The Sniper. This is a story about a psychopath who starts murdering women. It has a score by George Antheil, who, along with Hedy Lamarr is credited as the inventor of spread spectrum, or frequency hopping, technology. Antheil’s film music, as opposed to his avant garde productions, is lush, romantic, and approachable. The story, however, is spoiled by preaching about how the laws concerning insanity and the treatment of the criminally insane need to be rewritten.

The Lineup. An interesting story involving smuggling and murder. More of a police procedural than anything else.
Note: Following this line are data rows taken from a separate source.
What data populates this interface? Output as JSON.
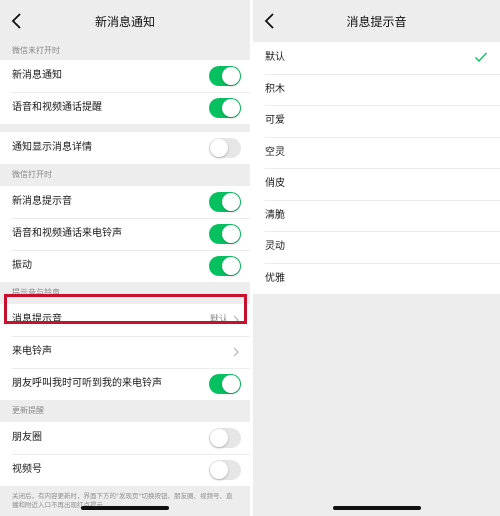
{
  "left": {
    "title": "新消息通知",
    "sections": [
      {
        "label": "微信未打开时"
      },
      {
        "label": "微信打开时"
      },
      {
        "label": "提示音与铃声"
      },
      {
        "label": "更新提醒"
      }
    ],
    "rows": {
      "new_message": {
        "label": "新消息通知",
        "toggle": true
      },
      "voice_video_reminder": {
        "label": "语音和视频通话提醒",
        "toggle": true
      },
      "show_details": {
        "label": "通知显示消息详情",
        "toggle": false
      },
      "message_sound": {
        "label": "新消息提示音",
        "toggle": true
      },
      "call_ringtone": {
        "label": "语音和视频通话来电铃声",
        "toggle": true
      },
      "vibrate": {
        "label": "振动",
        "toggle": true
      },
      "alert_sound": {
        "label": "消息提示音",
        "value": "默认"
      },
      "ringtone": {
        "label": "来电铃声"
      },
      "friends_hear_ringtone": {
        "label": "朋友呼叫我时可听到我的来电铃声",
        "toggle": true
      },
      "moments": {
        "label": "朋友圈",
        "toggle": false
      },
      "channels": {
        "label": "视频号",
        "toggle": false
      }
    },
    "footer_note": "关闭后，有内容更新时，界面下方的\"发现页\"切换按钮、朋友圈、视频号、直播和附近入口不再出现红点提示"
  },
  "right": {
    "title": "消息提示音",
    "options": [
      "默认",
      "积木",
      "可爱",
      "空灵",
      "俏皮",
      "清脆",
      "灵动",
      "优雅"
    ],
    "selected_index": 0
  },
  "colors": {
    "toggle_on": "#07c160",
    "highlight_border": "#c8102e",
    "check": "#07c160"
  }
}
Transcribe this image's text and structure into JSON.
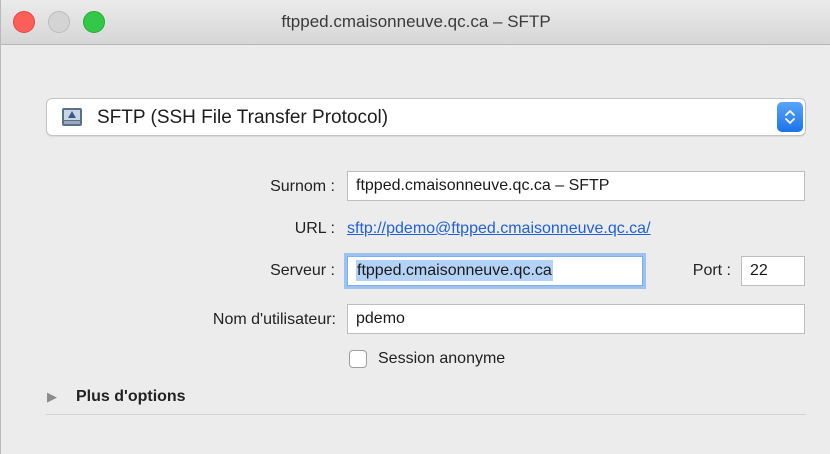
{
  "window": {
    "title": "ftpped.cmaisonneuve.qc.ca – SFTP"
  },
  "protocol": {
    "selected": "SFTP (SSH File Transfer Protocol)",
    "icon": "drive-icon"
  },
  "form": {
    "nickname_label": "Surnom :",
    "nickname_value": "ftpped.cmaisonneuve.qc.ca – SFTP",
    "url_label": "URL :",
    "url_value": "sftp://pdemo@ftpped.cmaisonneuve.qc.ca/",
    "server_label": "Serveur :",
    "server_value": "ftpped.cmaisonneuve.qc.ca",
    "port_label": "Port :",
    "port_value": "22",
    "username_label": "Nom d'utilisateur:",
    "username_value": "pdemo",
    "anonymous_label": "Session anonyme",
    "anonymous_checked": false
  },
  "more_options": {
    "label": "Plus d'options",
    "expanded": false
  },
  "colors": {
    "accent": "#1a73ea",
    "link": "#2060d8",
    "close": "#fc5f57",
    "maximize": "#34c84a",
    "focus_ring": "#5da0f2"
  }
}
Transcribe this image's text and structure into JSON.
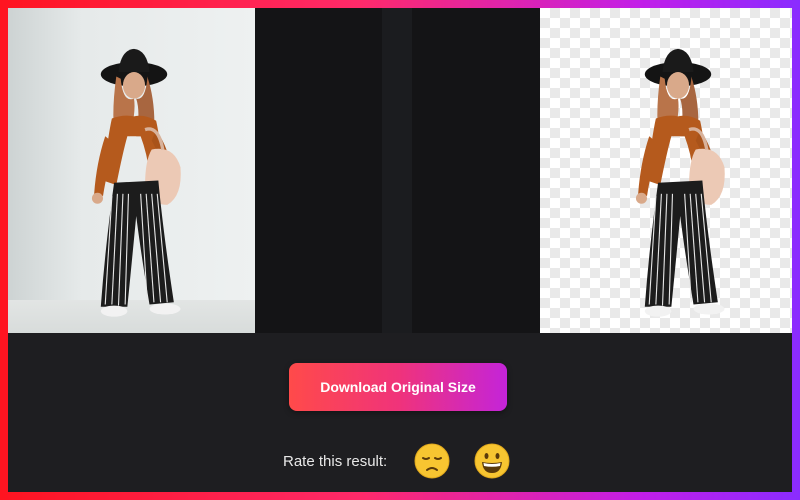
{
  "actions": {
    "download_label": "Download Original Size"
  },
  "rating": {
    "label": "Rate this result:",
    "options": [
      {
        "name": "sad-face",
        "value": "dislike"
      },
      {
        "name": "grinning-face",
        "value": "like"
      }
    ]
  },
  "colors": {
    "border_gradient": [
      "#ff1420",
      "#ff2a6a",
      "#c21ee8",
      "#8a2cff"
    ],
    "button_gradient": [
      "#ff4a4a",
      "#f0337a",
      "#c424d9"
    ],
    "background": "#1e1e21"
  },
  "icons": {
    "sad": "pensive-face-icon",
    "happy": "grinning-face-icon"
  }
}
5 Against The House. This is graced by the presence of Kim Novak, one of my favorite blondes from the 50s, and the only one still with us. The plot revolves around 4 college boys who visit Harold’s casino in Reno. The rich kid, a reputed brainiac, has come up with a system to break the bank. Now anyone with an ounce of brains knows that systems don’t work, and that the house percentage will always grind the sucker down so that they can’t win. Bright boy, however, doesn’t know this, and college and law school haven’t attempted to teach it to him. A robbery takes place, and a cop says that Harold’s can’t be robbed. Bright boy gets to thinking, and comes up with the perfect plan. Now this is where I have a problem, and its the problem that I see with the people who drank Kool-Aid at Jonestown, or blow themselves up at Tel Aviv pizzarias. If it’s such a great idea, why doesn’t the bozo fixing the Kool-Aid, or handing out the explosives do it himself.** None of the other bright boys says, “Hey, your system to break the bank didn’t work, why should we believe that your plan to rob it will work?” The plot, naturally, involves split second timing. For some reason a key element involves, believe it or not, public transportation. I’ve got no experience to work with here, but do real criminals ever plan things in as much detail as they do in caper movies?
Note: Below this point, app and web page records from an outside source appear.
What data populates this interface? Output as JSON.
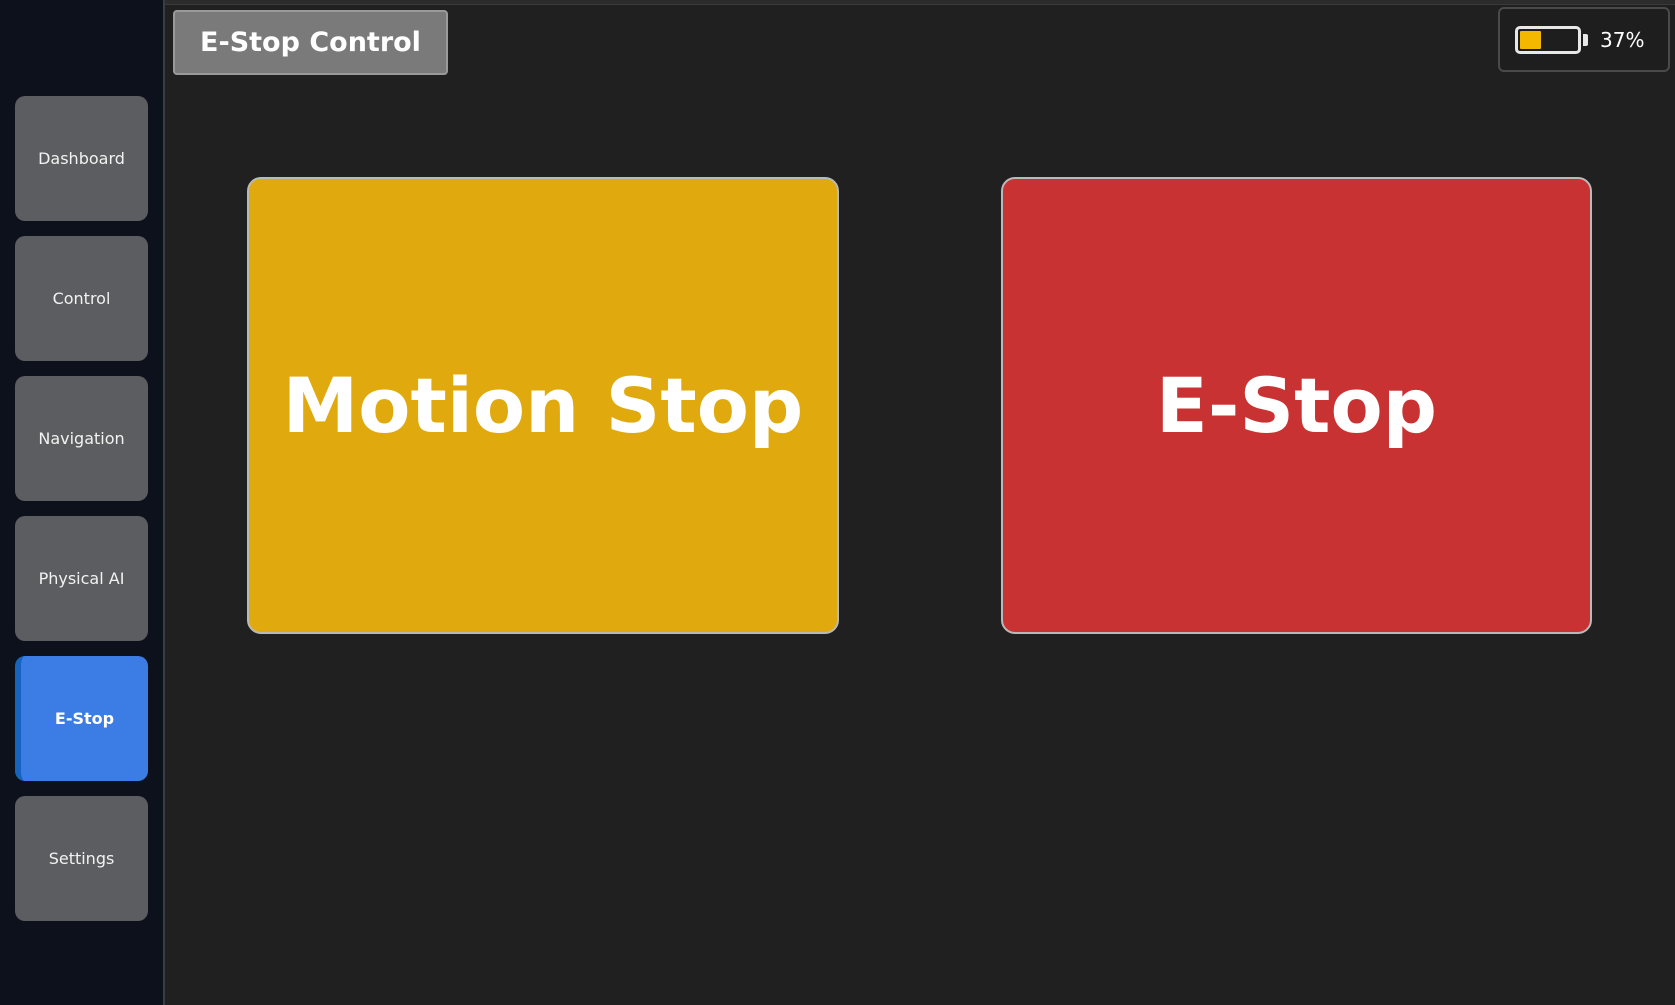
{
  "header": {
    "title": "E-Stop Control"
  },
  "sidebar": {
    "items": [
      {
        "label": "Dashboard"
      },
      {
        "label": "Control"
      },
      {
        "label": "Navigation"
      },
      {
        "label": "Physical AI"
      },
      {
        "label": "E-Stop",
        "active": true
      },
      {
        "label": "Settings"
      }
    ]
  },
  "battery": {
    "percent_label": "37%",
    "level": 0.37,
    "fill_color": "#f5b800",
    "icon": "battery-icon"
  },
  "main": {
    "motion_stop": {
      "label": "Motion Stop",
      "color": "#e0aa0e"
    },
    "e_stop": {
      "label": "E-Stop",
      "color": "#c93232"
    }
  },
  "colors": {
    "accent": "#3b7de4",
    "background": "#202020",
    "sidebar": "#0c111b"
  }
}
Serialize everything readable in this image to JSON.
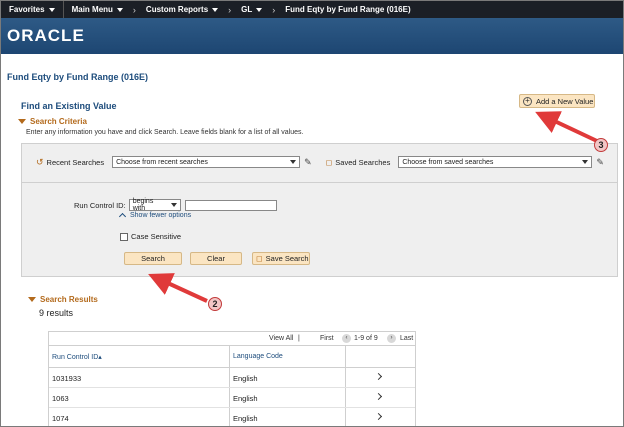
{
  "topnav": {
    "items": [
      {
        "label": "Favorites"
      },
      {
        "label": "Main Menu"
      },
      {
        "label": "Custom Reports"
      },
      {
        "label": "GL"
      }
    ],
    "current": "Fund Eqty by Fund Range (016E)"
  },
  "brand": {
    "logo_text": "ORACLE"
  },
  "page": {
    "title": "Fund Eqty by Fund Range (016E)",
    "find_title": "Find an Existing Value",
    "add_button": "Add a New Value"
  },
  "criteria": {
    "header": "Search Criteria",
    "instructions": "Enter any information you have and click Search. Leave fields blank for a list of all values.",
    "recent_label": "Recent Searches",
    "recent_value": "Choose from recent searches",
    "saved_label": "Saved Searches",
    "saved_value": "Choose from saved searches",
    "run_control_label": "Run Control ID:",
    "operator": "begins with",
    "run_control_value": "",
    "fewer_options": "Show fewer options",
    "case_sensitive": "Case Sensitive",
    "search_button": "Search",
    "clear_button": "Clear",
    "save_search_button": "Save Search"
  },
  "results": {
    "header": "Search Results",
    "count": "9 results",
    "toolbar": {
      "view_all": "View All",
      "first": "First",
      "range": "1-9 of 9",
      "last": "Last"
    },
    "columns": [
      "Run Control ID",
      "Language Code"
    ],
    "rows": [
      [
        "1031933",
        "English"
      ],
      [
        "1063",
        "English"
      ],
      [
        "1074",
        "English"
      ]
    ]
  },
  "callouts": {
    "one": "2",
    "two": "3"
  },
  "colors": {
    "accent": "#b36a1c",
    "nav": "#1b1f26",
    "brand": "#2a5682",
    "button": "#fbe5c2",
    "arrow": "#e03a3a"
  }
}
Murder by Contract. Martin Scorsese loves this film, so if your taste is the same as his, you might too. It has some good points. Vince Edwards gives a convincing performance as a cold blooded killer. His portrayal of the character’s gradual breakup is good. I would have preferred a different ending though, one that would be even bleaker.
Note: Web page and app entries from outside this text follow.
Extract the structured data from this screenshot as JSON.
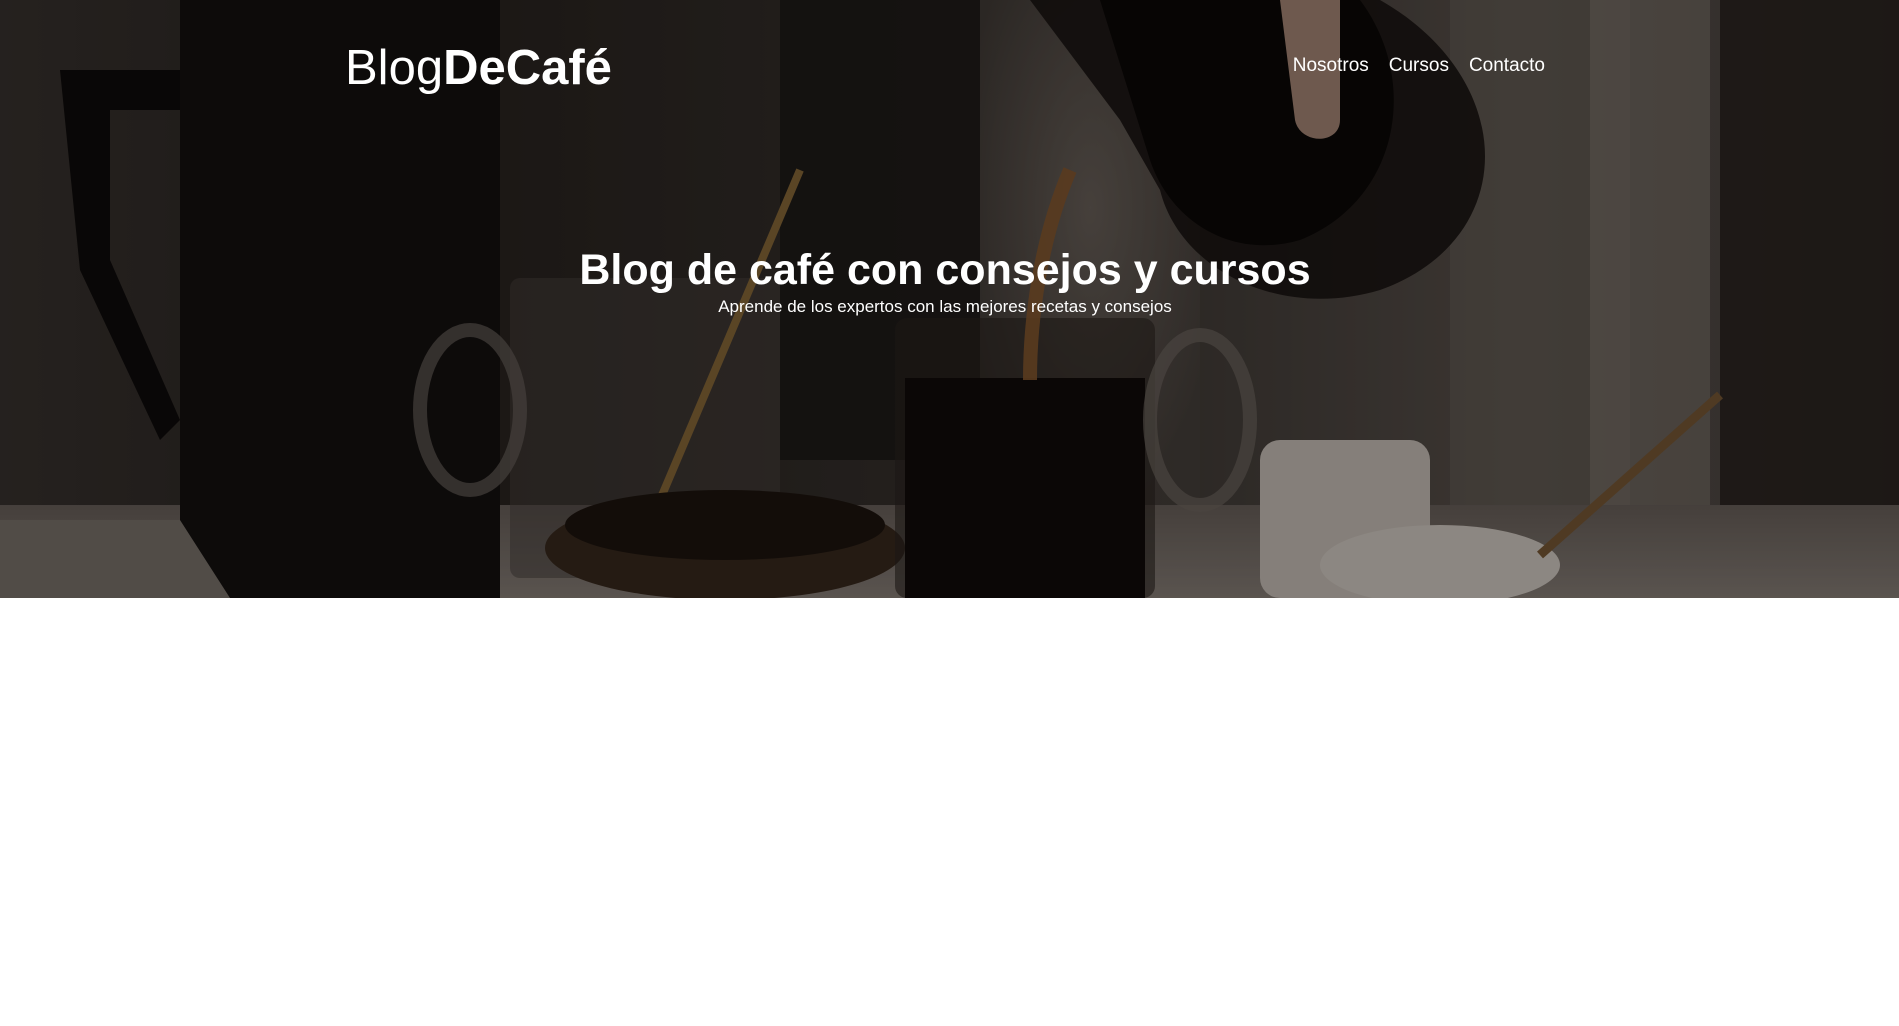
{
  "header": {
    "logo_light": "Blog",
    "logo_bold": "DeCafé",
    "nav": [
      {
        "label": "Nosotros"
      },
      {
        "label": "Cursos"
      },
      {
        "label": "Contacto"
      }
    ]
  },
  "hero": {
    "title": "Blog de café con consejos y cursos",
    "subtitle": "Aprende de los expertos con las mejores recetas y consejos",
    "background_image": "coffee-pouring-photo",
    "overlay_color": "#000000"
  }
}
The films are to some extent marred by our current expectations with regard to criminal procedure, CSI, and all of that sort of thing. I’ve gotten so used to using my cell phone that it seems strange when characters have to look for pay phones while on the road. If you can get past the datedness of some of the flicks they’re worth seeing at least once. The Big Heat is worth repeat viewings.

*Yes, I know about John Wayne, and the fact that he didn’t serve. I’ve discussed this elsewhere. Most of the vets apparently didn’t mind that he didn’t serve. Gary Wills holds it against him, but then Gary Wills never served either.
** Just for the record, I know that Jim Jones drank the Kool-Aid, but if suicide bombing is such a great idea, why didn’t Arafat, or Osama blow themselves up rather than seducing others into doing so.